Published Chapel Hill : University of North Carolina Press, 2003.


Location Call No. Status
 UniM Bail  327.73 WIND    AVAILABLE
Physical description 259 pages : illustrations ; 24 cm
Bibliography Includes bibliographical references and index.
Contents Seen from the outside : the international perspective on America's dilemma / Paul Gordon Lauren -- Race from power : U.S. foreign policy and the general crisis of white supremacy / Gerald Horne -- Brown babies : race, gender, and policy after World War II / Brenda Gayle Plummer -- Bleached souls and Red Negroes : the NAACP and Black Communists in the early Cold War, 1948-1952 / Carol Anderson -- An American dilemma : race and realpolitik in the American response to the Bandung Conference, 1955 / Cary Fraser -- Segregationists and the world : the foreign policy of the white resistance / Thomas Noer -- The unwelcome mat : African diplomats in Washington, D.C., during the Kennedy years / Michael Krenn -- Birmingham, Addis Ababa, and the image of America : international influence on U.S. civil rights politics in the Kennedy administration / Mary L. Dudziak -- Antiwar Aztlán : the Chicano movement opposes U.S. intervention in Vietnam / Lorena Oropeza -- From Cold War to global interdependence : the political economy of African American antiapartheid activism, 1968-1988 / Donald R. Culverson.

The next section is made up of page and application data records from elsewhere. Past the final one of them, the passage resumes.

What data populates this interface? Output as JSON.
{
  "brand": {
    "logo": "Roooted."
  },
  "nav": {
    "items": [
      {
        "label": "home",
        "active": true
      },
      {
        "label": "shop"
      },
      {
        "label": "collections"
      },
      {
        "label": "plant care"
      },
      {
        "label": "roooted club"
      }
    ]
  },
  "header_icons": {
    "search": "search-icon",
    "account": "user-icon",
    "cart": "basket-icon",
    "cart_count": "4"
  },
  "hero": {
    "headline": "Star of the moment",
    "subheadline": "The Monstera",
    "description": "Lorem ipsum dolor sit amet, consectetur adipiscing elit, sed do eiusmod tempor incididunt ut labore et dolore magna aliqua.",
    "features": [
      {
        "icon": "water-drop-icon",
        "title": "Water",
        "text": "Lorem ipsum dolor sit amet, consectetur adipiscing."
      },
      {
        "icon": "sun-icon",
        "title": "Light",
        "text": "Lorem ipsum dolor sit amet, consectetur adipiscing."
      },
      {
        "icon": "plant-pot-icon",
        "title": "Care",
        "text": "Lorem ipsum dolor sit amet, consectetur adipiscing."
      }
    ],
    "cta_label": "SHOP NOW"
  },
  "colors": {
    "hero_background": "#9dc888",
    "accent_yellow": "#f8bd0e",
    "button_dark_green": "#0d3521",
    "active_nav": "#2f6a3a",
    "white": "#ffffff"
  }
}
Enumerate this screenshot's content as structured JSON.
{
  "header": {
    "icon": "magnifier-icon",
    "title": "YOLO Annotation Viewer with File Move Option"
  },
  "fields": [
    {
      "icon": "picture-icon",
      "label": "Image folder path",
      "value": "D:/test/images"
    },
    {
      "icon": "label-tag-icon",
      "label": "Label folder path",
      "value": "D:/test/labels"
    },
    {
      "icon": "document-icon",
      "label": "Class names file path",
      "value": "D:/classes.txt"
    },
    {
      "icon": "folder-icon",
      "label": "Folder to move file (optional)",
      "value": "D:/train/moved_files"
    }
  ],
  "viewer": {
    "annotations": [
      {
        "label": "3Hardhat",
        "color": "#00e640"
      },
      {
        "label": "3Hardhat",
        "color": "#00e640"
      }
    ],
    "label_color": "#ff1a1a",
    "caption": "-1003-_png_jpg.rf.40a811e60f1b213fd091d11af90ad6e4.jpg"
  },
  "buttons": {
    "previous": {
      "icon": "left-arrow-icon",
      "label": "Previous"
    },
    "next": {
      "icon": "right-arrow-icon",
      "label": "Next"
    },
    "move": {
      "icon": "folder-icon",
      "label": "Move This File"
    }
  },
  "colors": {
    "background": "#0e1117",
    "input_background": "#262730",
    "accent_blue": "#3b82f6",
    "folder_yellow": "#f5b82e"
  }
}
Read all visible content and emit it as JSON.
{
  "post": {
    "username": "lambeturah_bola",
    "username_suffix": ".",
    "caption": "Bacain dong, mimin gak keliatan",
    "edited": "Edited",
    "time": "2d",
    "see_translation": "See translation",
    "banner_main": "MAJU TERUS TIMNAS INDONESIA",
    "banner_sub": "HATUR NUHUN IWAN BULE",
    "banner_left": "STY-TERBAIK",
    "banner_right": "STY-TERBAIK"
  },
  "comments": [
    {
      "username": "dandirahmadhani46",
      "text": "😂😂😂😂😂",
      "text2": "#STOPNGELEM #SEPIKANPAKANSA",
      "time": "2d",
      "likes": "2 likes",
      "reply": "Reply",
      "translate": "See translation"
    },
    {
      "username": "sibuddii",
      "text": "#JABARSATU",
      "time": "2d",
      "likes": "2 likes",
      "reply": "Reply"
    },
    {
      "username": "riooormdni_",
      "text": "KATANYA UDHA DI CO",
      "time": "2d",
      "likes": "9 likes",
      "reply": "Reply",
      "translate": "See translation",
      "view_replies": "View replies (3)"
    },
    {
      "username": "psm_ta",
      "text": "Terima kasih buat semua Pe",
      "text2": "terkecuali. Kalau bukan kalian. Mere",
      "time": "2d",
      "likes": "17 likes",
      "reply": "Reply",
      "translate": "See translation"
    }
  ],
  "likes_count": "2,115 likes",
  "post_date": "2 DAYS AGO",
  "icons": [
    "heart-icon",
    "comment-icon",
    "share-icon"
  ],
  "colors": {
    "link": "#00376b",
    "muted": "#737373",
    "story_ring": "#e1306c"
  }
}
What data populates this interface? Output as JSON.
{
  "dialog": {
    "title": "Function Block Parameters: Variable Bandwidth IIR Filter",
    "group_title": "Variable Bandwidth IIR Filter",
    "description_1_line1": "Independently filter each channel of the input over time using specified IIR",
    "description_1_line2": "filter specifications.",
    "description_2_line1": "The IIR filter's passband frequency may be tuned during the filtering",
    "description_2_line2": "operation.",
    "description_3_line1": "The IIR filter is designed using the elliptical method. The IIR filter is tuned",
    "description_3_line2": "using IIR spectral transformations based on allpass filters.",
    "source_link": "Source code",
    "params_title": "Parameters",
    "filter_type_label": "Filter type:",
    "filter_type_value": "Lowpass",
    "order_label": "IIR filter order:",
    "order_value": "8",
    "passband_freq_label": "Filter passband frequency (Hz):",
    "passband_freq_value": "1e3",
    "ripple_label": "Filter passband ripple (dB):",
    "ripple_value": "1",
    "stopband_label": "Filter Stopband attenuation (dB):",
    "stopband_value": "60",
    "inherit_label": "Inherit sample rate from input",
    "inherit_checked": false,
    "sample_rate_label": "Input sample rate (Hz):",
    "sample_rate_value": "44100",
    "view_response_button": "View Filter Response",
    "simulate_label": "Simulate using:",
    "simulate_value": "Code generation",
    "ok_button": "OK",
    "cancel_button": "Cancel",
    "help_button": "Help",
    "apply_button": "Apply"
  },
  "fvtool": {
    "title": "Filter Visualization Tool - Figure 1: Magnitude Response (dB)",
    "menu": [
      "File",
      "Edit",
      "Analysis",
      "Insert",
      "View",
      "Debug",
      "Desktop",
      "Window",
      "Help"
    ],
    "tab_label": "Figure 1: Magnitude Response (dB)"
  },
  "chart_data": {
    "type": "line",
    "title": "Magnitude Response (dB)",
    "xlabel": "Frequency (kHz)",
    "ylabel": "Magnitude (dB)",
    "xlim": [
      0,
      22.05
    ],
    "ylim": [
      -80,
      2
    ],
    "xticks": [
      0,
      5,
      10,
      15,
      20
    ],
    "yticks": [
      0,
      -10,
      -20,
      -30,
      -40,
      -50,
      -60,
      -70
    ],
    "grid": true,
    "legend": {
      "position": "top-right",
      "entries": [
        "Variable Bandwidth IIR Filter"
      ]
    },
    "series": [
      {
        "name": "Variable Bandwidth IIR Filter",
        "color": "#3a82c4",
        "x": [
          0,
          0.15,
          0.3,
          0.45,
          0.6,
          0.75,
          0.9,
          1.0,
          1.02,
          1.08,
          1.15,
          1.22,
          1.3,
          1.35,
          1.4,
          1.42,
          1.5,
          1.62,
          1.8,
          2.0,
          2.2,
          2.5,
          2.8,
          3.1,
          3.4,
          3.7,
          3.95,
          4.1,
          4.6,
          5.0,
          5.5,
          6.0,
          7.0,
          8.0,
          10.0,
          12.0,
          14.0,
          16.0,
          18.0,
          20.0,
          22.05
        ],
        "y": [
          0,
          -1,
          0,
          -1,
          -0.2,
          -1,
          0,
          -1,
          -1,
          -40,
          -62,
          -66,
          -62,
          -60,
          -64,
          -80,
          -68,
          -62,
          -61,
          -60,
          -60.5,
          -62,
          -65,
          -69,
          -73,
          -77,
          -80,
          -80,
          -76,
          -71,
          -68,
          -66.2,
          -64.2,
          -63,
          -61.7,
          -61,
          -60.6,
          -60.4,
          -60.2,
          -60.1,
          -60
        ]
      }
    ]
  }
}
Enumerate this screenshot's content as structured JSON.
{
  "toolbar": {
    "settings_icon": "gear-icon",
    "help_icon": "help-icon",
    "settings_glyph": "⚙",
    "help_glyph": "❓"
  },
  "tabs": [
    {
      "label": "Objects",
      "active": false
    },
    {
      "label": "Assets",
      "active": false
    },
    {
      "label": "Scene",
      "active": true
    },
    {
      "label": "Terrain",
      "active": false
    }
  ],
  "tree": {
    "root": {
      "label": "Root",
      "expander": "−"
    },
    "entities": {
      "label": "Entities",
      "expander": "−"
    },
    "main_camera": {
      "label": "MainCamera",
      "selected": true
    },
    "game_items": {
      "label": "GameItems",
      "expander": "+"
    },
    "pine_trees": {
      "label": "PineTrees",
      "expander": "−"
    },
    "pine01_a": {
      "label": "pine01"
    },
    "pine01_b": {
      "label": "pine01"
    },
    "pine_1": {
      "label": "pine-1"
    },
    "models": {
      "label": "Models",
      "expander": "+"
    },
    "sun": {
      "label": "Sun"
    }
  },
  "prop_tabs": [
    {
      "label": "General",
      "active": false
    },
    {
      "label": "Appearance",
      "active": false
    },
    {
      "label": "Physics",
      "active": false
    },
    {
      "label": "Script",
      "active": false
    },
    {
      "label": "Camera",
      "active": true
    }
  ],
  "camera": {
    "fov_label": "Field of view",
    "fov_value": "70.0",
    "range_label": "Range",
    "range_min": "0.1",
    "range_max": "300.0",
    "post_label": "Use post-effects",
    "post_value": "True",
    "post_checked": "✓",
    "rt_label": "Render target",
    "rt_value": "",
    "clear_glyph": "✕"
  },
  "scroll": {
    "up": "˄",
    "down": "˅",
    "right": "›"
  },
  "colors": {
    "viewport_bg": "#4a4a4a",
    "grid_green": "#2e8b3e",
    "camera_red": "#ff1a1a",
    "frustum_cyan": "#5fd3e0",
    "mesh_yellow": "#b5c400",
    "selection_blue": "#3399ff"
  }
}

Summary The civil rights movement in the United States drew strength from supporters of human rights worldwide. Once policy makers -- influenced by international pressure, the courage of ordinary American citizens, and a desire for global leadership -- had signed such documents as the United Nations charter, domestic calls for change could be based squarely on the moral authority of doctrines the United States endorsed aborad. This is one of the many fascinating links between racial politics and international affairs explored in Window on Freedom. Broad in chronological scope and topical diversity, the ten original essays presented here demonstrate how the roots of U.S. foreign policy have been embedded in social, economic, and cultural factors of domestic as well as foreign origin. They argue persuasively that the campaign to realize full civil rights for racial and ethnic minorities in America is best understood in the context of competitive international relations.
Other author Plummer, Brenda Gayle.
Subject Racism -- Political aspects -- United States -- History -- 20th century.
African Americans -- Civil rights -- History -- 20th century.
Minorities -- Civil rights -- United States -- History -- 20th century.
United States -- Foreign relations -- 1945-1989.
United States -- Race relations -- Political aspects.
United States -- Foreign relations -- Developing countries.
Developing countries -- Foreign relations -- United States.
ISBN 0807827614 (alk. paper)
080785428X (paperback: alk. paper)